New Demand for Chicken Benefits Incomes and Nutrition
The county’s social behavior change campaign caused an unprecedented demand for poultry meat, overwhelming poultry farmers at first. Many had to increase their poultry sizes to ensure a constant supply. Now, this access to high-quality poultry feed is reducing the cost of inputs for farmers, with Victorian Foods as the main driver. The benefits are reaching local consumers and contributing to households’ nutritional requirements.
As part of the business development his enterprise received, James enrolled in the Activity’s mentorship program for both technical and business linkages support. Since then, the company has grown into a fully-fledged firm, creating jobs and incomes for 50 direct employees and opportunities for hundreds of others indirectly. The employees, mostly women and youth, are trained in chicken feed production, fish handling, processing, and packaging. Such trained personnel have increased the output capacity of chicken feed from about 100 kilograms of fish processed daily to 400 kilograms.
The feeds are packed in 50-kilogram bags retailing at US$26 per bag and distributed across the county. With business booming, Victorian Foods recently opened a new outlet in Kakuma town serving both host and refugee communities. This has significantly reduced production costs for local poultry farmers.
According to James, feedback from his customers has been excellent, as farmers appreciate the superior quality of Victorian Foods’ products and fair prices. Despite having received no accords yet, James appreciates that he has been able to touch thousands of lives.
“Many families in Turkana are now rearing chicken because of the availability of the feeds. Besides, the locals know chicken can always serve as an alternative source of food and income during unfriendly climate conditions.”— James Ambani, Propietor, Victorian Foods, & LMS Activity participant
James participated in the 2021 Sustainable Blue Economy Conference, where he pitched innovations by Victorian Foods, including the production of fish leather as a sustainable fashion item under blue fashion. However, an insufficient supply of fish to meet the company’s demand is the main challenge his business faces. He attributes this to the fact that the local fishermen lack proper fishing gear and still use traditional fishing methods. Nonetheless, he is grateful that USAID and the people of Turkana have been supportive of his venture.
About Feed the Future Kenya Livestock Market Systems
This is a United States Agency for International Development (USAID)-funded program through the U.S. government’s Feed the Future Initiative that addresses global hunger, food security, and agricultural livelihoods. The objective is to create resilient, competitive, and inclusive livestock systems to reduce the prevalence and depth of poverty, household hunger, and chronic undernutrition in Northern Kenya. The program builds on other USAID investments and deepens USAID’s commitment to Kenya’s Ending Drought Emergencies Framework, with a particular focus on strengthening diverse, viable economic opportunities, human capital, the natural resource base, and institutions that will drive economic development in Kenya’s arid lands. This framework also supports drought risk and knowledge management. The Activity works in the five counties of Garissa, Wajir, Isiolo, Marsabit, and Turkana.

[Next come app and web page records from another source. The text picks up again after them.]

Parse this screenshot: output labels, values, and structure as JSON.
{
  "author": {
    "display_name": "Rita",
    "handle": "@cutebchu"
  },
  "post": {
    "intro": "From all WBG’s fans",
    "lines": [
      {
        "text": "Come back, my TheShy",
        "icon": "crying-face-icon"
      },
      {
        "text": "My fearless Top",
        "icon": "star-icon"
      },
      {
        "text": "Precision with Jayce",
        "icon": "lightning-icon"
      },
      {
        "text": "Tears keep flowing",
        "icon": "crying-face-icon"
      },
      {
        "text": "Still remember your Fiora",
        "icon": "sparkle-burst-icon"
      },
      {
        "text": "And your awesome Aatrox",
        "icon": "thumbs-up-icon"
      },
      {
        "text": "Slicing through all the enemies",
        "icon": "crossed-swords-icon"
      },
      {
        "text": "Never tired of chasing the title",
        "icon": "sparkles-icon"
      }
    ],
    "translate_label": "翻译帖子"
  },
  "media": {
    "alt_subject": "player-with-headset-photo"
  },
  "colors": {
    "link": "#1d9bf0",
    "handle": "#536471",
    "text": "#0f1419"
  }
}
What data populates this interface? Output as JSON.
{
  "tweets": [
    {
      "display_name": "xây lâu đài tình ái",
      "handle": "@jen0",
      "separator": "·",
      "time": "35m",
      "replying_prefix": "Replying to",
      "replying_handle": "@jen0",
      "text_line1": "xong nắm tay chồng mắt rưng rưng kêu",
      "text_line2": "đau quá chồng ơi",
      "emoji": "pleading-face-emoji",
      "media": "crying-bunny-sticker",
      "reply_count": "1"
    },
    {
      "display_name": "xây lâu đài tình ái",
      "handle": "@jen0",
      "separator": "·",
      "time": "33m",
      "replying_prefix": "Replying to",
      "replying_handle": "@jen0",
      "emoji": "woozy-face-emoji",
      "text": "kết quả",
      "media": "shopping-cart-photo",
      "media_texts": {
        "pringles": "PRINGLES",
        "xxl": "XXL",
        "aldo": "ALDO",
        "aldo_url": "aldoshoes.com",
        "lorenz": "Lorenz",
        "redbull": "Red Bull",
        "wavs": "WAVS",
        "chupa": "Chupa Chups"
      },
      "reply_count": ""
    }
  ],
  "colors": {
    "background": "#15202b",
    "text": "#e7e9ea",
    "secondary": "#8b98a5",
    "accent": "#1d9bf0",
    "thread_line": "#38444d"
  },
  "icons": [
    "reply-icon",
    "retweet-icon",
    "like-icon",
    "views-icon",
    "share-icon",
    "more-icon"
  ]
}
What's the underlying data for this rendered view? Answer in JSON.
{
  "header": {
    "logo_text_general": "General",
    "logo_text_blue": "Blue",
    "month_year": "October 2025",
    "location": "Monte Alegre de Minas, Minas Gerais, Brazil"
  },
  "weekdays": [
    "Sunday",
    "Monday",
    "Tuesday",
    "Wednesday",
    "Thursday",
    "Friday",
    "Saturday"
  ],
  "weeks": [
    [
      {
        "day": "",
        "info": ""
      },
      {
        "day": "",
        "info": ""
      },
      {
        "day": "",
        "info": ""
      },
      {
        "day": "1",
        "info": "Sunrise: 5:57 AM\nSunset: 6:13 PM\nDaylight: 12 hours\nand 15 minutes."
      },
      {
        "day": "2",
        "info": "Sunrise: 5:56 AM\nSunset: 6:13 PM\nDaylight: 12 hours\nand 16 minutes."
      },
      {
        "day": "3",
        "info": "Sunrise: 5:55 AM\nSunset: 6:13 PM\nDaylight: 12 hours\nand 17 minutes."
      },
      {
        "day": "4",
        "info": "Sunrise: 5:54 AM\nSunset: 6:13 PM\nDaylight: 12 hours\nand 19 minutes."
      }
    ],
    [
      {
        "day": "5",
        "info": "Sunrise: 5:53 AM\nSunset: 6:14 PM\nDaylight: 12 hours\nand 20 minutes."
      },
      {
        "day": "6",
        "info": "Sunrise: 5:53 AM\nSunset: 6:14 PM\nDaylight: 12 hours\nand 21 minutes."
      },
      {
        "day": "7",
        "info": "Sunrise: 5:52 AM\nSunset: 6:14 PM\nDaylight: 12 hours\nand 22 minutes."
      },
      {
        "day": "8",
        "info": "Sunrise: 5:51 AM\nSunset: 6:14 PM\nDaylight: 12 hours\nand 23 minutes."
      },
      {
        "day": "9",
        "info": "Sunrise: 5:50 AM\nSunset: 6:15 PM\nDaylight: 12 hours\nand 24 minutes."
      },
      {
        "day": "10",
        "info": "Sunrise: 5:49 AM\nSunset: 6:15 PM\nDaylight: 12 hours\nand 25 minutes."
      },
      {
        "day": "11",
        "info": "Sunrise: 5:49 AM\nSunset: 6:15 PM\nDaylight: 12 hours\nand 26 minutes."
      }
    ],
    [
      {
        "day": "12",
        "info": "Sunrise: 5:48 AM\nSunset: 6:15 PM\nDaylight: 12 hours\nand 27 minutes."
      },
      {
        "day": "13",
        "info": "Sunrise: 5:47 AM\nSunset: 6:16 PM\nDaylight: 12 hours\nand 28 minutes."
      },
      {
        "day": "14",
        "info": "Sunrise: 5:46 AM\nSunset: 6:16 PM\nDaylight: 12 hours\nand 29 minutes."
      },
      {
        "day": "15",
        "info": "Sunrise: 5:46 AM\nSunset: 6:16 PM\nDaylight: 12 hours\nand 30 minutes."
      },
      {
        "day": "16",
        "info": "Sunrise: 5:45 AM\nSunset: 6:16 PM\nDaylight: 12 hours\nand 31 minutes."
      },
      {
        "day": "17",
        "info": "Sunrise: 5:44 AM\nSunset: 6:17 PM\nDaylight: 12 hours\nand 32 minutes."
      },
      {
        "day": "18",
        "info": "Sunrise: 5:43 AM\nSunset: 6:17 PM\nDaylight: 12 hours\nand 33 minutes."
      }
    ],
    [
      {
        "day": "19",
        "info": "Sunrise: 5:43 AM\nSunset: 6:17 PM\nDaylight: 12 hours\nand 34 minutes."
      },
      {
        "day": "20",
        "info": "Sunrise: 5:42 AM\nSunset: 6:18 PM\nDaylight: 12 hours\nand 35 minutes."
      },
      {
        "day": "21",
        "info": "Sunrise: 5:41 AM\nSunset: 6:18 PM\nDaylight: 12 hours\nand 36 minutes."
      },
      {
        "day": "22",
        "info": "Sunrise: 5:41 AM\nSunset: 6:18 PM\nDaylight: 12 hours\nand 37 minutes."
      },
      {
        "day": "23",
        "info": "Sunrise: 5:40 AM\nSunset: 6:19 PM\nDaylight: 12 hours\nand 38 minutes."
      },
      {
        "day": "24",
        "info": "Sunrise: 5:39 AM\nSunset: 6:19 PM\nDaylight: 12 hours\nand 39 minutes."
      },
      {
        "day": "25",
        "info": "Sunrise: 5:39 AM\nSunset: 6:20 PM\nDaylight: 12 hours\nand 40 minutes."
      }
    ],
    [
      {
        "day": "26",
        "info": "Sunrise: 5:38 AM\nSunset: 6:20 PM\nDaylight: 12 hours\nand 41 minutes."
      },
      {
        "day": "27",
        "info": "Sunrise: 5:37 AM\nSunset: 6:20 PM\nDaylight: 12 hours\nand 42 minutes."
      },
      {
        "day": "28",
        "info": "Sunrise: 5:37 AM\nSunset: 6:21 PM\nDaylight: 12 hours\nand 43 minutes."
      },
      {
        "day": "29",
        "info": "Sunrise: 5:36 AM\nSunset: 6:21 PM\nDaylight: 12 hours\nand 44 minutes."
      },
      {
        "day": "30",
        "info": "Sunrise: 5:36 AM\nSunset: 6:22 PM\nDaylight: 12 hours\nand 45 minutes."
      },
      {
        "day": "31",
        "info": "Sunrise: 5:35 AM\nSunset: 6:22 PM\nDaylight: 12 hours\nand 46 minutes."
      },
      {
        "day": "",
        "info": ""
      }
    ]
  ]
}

Learn more about our work in Kenya here.
Learn more about the Feed the Future Kenya Livestock Market Systems Activity here.